A good intelligence analyst understands that their judgment is not infallible no matter how well they know the subject matter.   They know that it is not uncommon for a young analyst – new to the field – to make a more accurate judgment than one who has spent years on the subject. This is because deep experience comes with its own biases. Intelligence professionals drive good decision making by providing analytical judgments that have been “stress tested.” That is, they’ve allowed other people to poke holes in their arguments, ask questions, and play devil’s advocate. When faced with a weak bottom-line judgment, intelligence professionals consider opposing views and adjust their analysis accordingly. To not do so puts their customer – the decision maker – at risk of poor decision-making based on faulty or incomplete information.

Trained intelligence professionals understand that we don’t know as much as we think we do and analysis without context is dangerous…

The information age and the speed of information has led us to believe we know more than we do. It has led us to believe we understand root causes of problems in other countries, and that we have a handle on how these cultures operate. The truth is, most of us don’t and we can’t unless we have walked the ground, smelled the smells, and experienced life in these places. This does not mean we cannot provide good analysis, but it does mean we need to work extra hard to seek out proper sources and context before providing our insights. Local media sources, primary language sources, multiple individuals on the ground, historical information, motives and methods of political actors, and information on cultural and social norms are just some of the inputs we require. We cannot overlay our own assumptions – about the world, about religion, about politics, about survival – on other cultures and come away with a solid analytical judgment. When we do this, what we come away with is flawed analysis that will encourage flawed decision-making.

High quality intelligence requires resisting pressure to provide intelligence and analysis that conforms to the decision maker’s worldview

… and decision-makers who know better…
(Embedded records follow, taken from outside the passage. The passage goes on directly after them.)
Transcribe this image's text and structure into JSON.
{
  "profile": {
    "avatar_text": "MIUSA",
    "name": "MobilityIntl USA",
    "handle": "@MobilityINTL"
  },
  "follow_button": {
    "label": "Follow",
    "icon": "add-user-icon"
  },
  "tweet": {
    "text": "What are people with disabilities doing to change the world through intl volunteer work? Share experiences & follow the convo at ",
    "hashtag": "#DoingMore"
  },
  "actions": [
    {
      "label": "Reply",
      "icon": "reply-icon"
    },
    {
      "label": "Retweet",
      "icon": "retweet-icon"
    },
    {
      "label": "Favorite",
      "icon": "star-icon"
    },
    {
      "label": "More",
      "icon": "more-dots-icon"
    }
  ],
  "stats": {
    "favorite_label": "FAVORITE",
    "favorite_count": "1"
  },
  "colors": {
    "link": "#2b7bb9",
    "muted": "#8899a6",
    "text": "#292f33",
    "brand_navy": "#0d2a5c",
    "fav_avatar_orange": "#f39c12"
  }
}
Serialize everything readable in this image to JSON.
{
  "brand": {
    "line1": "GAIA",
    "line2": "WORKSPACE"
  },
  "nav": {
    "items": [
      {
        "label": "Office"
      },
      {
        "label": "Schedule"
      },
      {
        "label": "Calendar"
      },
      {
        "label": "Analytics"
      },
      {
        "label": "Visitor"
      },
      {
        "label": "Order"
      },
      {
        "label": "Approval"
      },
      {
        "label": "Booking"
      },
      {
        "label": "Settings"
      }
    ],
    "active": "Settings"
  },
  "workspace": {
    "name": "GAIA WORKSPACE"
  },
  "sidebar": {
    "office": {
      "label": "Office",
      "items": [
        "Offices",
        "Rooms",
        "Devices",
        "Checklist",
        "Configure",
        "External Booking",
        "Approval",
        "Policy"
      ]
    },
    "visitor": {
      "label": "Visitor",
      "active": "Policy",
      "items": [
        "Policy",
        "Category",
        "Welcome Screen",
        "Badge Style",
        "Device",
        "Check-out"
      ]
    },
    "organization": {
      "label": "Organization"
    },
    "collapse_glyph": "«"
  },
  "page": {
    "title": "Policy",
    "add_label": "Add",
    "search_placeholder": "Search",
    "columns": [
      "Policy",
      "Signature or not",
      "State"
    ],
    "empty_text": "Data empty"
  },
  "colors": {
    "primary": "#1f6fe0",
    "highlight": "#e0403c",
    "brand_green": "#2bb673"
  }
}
Recent history has provided a few examples of policy makers who’ve pressured intelligence officials to provide intelligence analysis that conformed to their political or policy goals. While there is more to these stories than meets the eye – from sourcing failures to policy failures – this is an easy trap to fall into. In many organizations (business especially) decision makers have authority over the presence of an intelligence function within their organization. Thus, a professional intelligence function requires analysts with strong confidence in their capabilities and the ability to guard their analysis against the wrong kind of influence.  Just as importantly, it requires ethical decision-makers who understand the power and proper use of a professional intelligence function.